The painting outfit that I use at the present moment.
I used to sit cross legged on the ground and paint on a block with the pallete sitting beside me when I first started doing watercolours. I always painted out of doors and most often during my lunch break, so ease of transportation and set up were of great importance. Crossed legs are not so comfortable these days and I paint standing up, I can paint from the shoulder and can step back to evaluate the painting more easily.
I have tried a number of setups but this meets most of my requirements . It is light, durable, packs small and easy to setup. I can change the angle of the board to stop the sun shining on my painting and for water flow control while I am working.
A standard photographic tripod with a ball head. I have settled on the Slik sprint pro II after trying many different types. It is light, durable, and compact enough to fit in a small suitcase , the legs spread out to provide more stability when you are painting in the wind and it is reasonably priced.
I have a number of them, all purchased from www.bhphotovideo.com
The paper board, I haven’t come up with a better name for it

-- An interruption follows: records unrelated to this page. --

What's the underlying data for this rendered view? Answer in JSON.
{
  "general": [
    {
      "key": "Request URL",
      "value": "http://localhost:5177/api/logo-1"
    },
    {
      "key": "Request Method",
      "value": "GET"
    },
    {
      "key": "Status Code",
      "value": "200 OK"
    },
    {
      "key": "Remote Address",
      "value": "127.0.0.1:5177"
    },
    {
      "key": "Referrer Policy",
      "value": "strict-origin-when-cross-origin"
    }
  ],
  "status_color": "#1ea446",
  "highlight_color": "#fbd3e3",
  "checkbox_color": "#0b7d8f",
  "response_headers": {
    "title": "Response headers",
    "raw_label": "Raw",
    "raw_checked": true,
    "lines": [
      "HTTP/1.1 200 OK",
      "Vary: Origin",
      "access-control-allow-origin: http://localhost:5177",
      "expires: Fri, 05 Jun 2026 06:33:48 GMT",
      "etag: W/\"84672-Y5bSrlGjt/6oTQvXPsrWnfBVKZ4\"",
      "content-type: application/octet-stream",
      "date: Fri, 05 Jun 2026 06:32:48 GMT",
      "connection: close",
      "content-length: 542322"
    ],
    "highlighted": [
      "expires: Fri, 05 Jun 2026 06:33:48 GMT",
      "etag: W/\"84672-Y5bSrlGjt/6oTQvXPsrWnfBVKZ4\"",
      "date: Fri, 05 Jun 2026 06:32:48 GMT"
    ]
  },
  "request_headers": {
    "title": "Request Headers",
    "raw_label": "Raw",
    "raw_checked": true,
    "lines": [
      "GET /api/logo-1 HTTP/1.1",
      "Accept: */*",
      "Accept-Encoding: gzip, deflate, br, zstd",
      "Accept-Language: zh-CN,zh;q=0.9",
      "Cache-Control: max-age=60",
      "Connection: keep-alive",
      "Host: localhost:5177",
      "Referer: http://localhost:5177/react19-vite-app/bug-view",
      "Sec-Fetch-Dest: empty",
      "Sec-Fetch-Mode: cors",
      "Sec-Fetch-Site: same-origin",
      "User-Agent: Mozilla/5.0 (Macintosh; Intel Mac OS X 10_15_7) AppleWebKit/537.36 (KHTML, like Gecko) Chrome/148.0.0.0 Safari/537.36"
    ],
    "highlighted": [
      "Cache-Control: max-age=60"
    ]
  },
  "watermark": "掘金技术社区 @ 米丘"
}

I use a light weight board cut to be about 1/2 inch bigger all round than the paper that I am working on, I clip the paper to the boards at the corners. The board can be made of any lightweight durable waterproof material, 1/4 inch ply, Gatorboard, hollow core plastic sheeting (Coroplast). The board attaches to the tripod with a threaded insert to fit the tripod screw, Guerrilla painter http://www.guerrillapainter.com Ken Bromley Art supplies http://www.artsupplies.co.uk/ also supplies them makes a threaded aluminium plate that works very well. I usually carry a couple of different sizes of board with me. The board also help to protect the paper when they are in the bag.
My palette support board
I use a lightweight board attached to the tripod to place my water containers, brushes and sometimes my palette while I am working. It is a convenience that is very hard to live without. My board is made from 1/2 inch Gatorboard, a very strong foam core board that stands up to abuse, 1/4 ply would do as well.
The cutouts fit my tripod and and allow the board to rest on the tripod clamps with the centre post of the tripod adjusted to hold the board in a horizontal position, you can put holes in the board to hold brushes and I have also put velcro tabs on to hold my water containers in place when the wind is blowing.
I use good quality tube paints, I used M Graham brand for many years,I really liked the colours and the strength of the pigments it is very easy to get big juicy washes with it.
Unfortunately the moistness that allows this made the Graham colousrs less than suitable for plein air work here in Bermuda where the pigments would migrate in my closed palette box which I usually carry on its side in my bag. Some of the colours Cobalt tourquoise in particular simply will not dry in large masses in Bermuda’s moist environment.
I have since switched to mostly Daniel Smiths colours, I was using their Quinacridones anyway, they seem to make the only real Quinacridone Gold among all the manufacturers, they must have bought a ton of it before the Pigment Manufacturers stopped producing it.
The Daniel Smith colours and the Winsor & Newton pigments will dry and not migrate in a palette box. I just have to do a little more work getting them moist before I start painting.
My overall palette changes over time as I get interested in different effects. However I do have a core set of colours which I always use and which are always arranged in the same sequence on my pallette so I don’t have to search for a colour when I am busy putting down a wash.
Basically I have a warm and cool variation of each of the primaries.
Cadmium Yellow Medium
Quinacridone Burnt Orange
A long list but my most used colours are Ultramarine Blue, Quinacridone Burnt Orange and Cobalt Teal which I find very very useful for Bermuda water.